* _REQUIRED ACTION_
Each entry should be duplicated exactly, with no line missing.

* _RECORDS FOR THE TASK_
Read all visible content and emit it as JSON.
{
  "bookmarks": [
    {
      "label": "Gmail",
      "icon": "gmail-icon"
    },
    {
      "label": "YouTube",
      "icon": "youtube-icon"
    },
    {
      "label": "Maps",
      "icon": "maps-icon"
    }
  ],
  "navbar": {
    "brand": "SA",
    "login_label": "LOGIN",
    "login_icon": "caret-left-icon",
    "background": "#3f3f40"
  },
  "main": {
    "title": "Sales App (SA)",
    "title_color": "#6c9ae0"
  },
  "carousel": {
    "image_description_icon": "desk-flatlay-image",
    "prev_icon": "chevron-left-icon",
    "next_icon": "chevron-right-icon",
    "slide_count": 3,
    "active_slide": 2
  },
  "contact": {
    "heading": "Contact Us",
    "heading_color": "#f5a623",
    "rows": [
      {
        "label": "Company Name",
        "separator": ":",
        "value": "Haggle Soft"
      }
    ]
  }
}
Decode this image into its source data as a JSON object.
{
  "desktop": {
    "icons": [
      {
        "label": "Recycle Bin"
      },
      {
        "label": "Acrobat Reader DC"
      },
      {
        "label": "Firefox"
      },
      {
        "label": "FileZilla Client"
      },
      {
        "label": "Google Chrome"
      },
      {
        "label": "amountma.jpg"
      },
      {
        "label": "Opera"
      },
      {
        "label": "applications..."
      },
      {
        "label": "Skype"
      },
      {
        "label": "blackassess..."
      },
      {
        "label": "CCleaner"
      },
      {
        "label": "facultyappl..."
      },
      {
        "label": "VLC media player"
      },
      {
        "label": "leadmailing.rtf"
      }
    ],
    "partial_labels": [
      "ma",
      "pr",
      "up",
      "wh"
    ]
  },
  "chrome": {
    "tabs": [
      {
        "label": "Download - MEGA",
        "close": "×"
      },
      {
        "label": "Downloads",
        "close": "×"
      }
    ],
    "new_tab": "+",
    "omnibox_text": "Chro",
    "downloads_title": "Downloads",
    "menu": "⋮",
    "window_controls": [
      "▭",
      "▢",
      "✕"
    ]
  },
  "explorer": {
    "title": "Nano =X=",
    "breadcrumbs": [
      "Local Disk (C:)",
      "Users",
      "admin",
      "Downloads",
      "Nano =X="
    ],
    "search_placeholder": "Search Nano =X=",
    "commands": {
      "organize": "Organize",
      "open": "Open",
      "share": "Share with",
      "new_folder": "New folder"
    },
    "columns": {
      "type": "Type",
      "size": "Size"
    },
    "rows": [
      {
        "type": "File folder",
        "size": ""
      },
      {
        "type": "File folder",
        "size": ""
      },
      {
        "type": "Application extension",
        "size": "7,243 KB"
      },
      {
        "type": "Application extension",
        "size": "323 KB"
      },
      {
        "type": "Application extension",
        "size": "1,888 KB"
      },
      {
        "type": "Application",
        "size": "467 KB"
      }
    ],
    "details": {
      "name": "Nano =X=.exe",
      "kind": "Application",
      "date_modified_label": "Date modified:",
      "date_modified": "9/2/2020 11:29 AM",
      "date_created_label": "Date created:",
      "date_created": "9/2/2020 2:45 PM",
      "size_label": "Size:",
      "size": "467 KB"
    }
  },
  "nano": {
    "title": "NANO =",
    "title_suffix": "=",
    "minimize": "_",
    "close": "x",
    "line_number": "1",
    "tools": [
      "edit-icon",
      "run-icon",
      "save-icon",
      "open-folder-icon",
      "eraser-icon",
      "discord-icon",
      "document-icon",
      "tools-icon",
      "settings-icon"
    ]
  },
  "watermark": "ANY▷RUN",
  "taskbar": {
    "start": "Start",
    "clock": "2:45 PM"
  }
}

* _SOLUTION TO THIS EXERCISE_
Read all visible content and emit it as JSON.
{
  "bookmarks": [
    {
      "label": "Gmail",
      "icon": "gmail-icon"
    },
    {
      "label": "YouTube",
      "icon": "youtube-icon"
    },
    {
      "label": "Maps",
      "icon": "maps-icon"
    }
  ],
  "navbar": {
    "brand": "SA",
    "login_label": "LOGIN",
    "login_icon": "caret-left-icon",
    "background": "#3f3f40"
  },
  "main": {
    "title": "Sales App (SA)",
    "title_color": "#6c9ae0"
  },
  "carousel": {
    "image_description_icon": "desk-flatlay-image",
    "prev_icon": "chevron-left-icon",
    "next_icon": "chevron-right-icon",
    "slide_count": 3,
    "active_slide": 2
  },
  "contact": {
    "heading": "Contact Us",
    "heading_color": "#f5a623",
    "rows": [
      {
        "label": "Company Name",
        "separator": ":",
        "value": "Haggle Soft"
      }
    ]
  }
}
Decode this image into its source data as a JSON object.
{
  "desktop": {
    "icons": [
      {
        "label": "Recycle Bin"
      },
      {
        "label": "Acrobat Reader DC"
      },
      {
        "label": "Firefox"
      },
      {
        "label": "FileZilla Client"
      },
      {
        "label": "Google Chrome"
      },
      {
        "label": "amountma.jpg"
      },
      {
        "label": "Opera"
      },
      {
        "label": "applications..."
      },
      {
        "label": "Skype"
      },
      {
        "label": "blackassess..."
      },
      {
        "label": "CCleaner"
      },
      {
        "label": "facultyappl..."
      },
      {
        "label": "VLC media player"
      },
      {
        "label": "leadmailing.rtf"
      }
    ],
    "partial_labels": [
      "ma",
      "pr",
      "up",
      "wh"
    ]
  },
  "chrome": {
    "tabs": [
      {
        "label": "Download - MEGA",
        "close": "×"
      },
      {
        "label": "Downloads",
        "close": "×"
      }
    ],
    "new_tab": "+",
    "omnibox_text": "Chro",
    "downloads_title": "Downloads",
    "menu": "⋮",
    "window_controls": [
      "▭",
      "▢",
      "✕"
    ]
  },
  "explorer": {
    "title": "Nano =X=",
    "breadcrumbs": [
      "Local Disk (C:)",
      "Users",
      "admin",
      "Downloads",
      "Nano =X="
    ],
    "search_placeholder": "Search Nano =X=",
    "commands": {
      "organize": "Organize",
      "open": "Open",
      "share": "Share with",
      "new_folder": "New folder"
    },
    "columns": {
      "type": "Type",
      "size": "Size"
    },
    "rows": [
      {
        "type": "File folder",
        "size": ""
      },
      {
        "type": "File folder",
        "size": ""
      },
      {
        "type": "Application extension",
        "size": "7,243 KB"
      },
      {
        "type": "Application extension",
        "size": "323 KB"
      },
      {
        "type": "Application extension",
        "size": "1,888 KB"
      },
      {
        "type": "Application",
        "size": "467 KB"
      }
    ],
    "details": {
      "name": "Nano =X=.exe",
      "kind": "Application",
      "date_modified_label": "Date modified:",
      "date_modified": "9/2/2020 11:29 AM",
      "date_created_label": "Date created:",
      "date_created": "9/2/2020 2:45 PM",
      "size_label": "Size:",
      "size": "467 KB"
    }
  },
  "nano": {
    "title": "NANO =",
    "title_suffix": "=",
    "minimize": "_",
    "close": "x",
    "line_number": "1",
    "tools": [
      "edit-icon",
      "run-icon",
      "save-icon",
      "open-folder-icon",
      "eraser-icon",
      "discord-icon",
      "document-icon",
      "tools-icon",
      "settings-icon"
    ]
  },
  "watermark": "ANY▷RUN",
  "taskbar": {
    "start": "Start",
    "clock": "2:45 PM"
  }
}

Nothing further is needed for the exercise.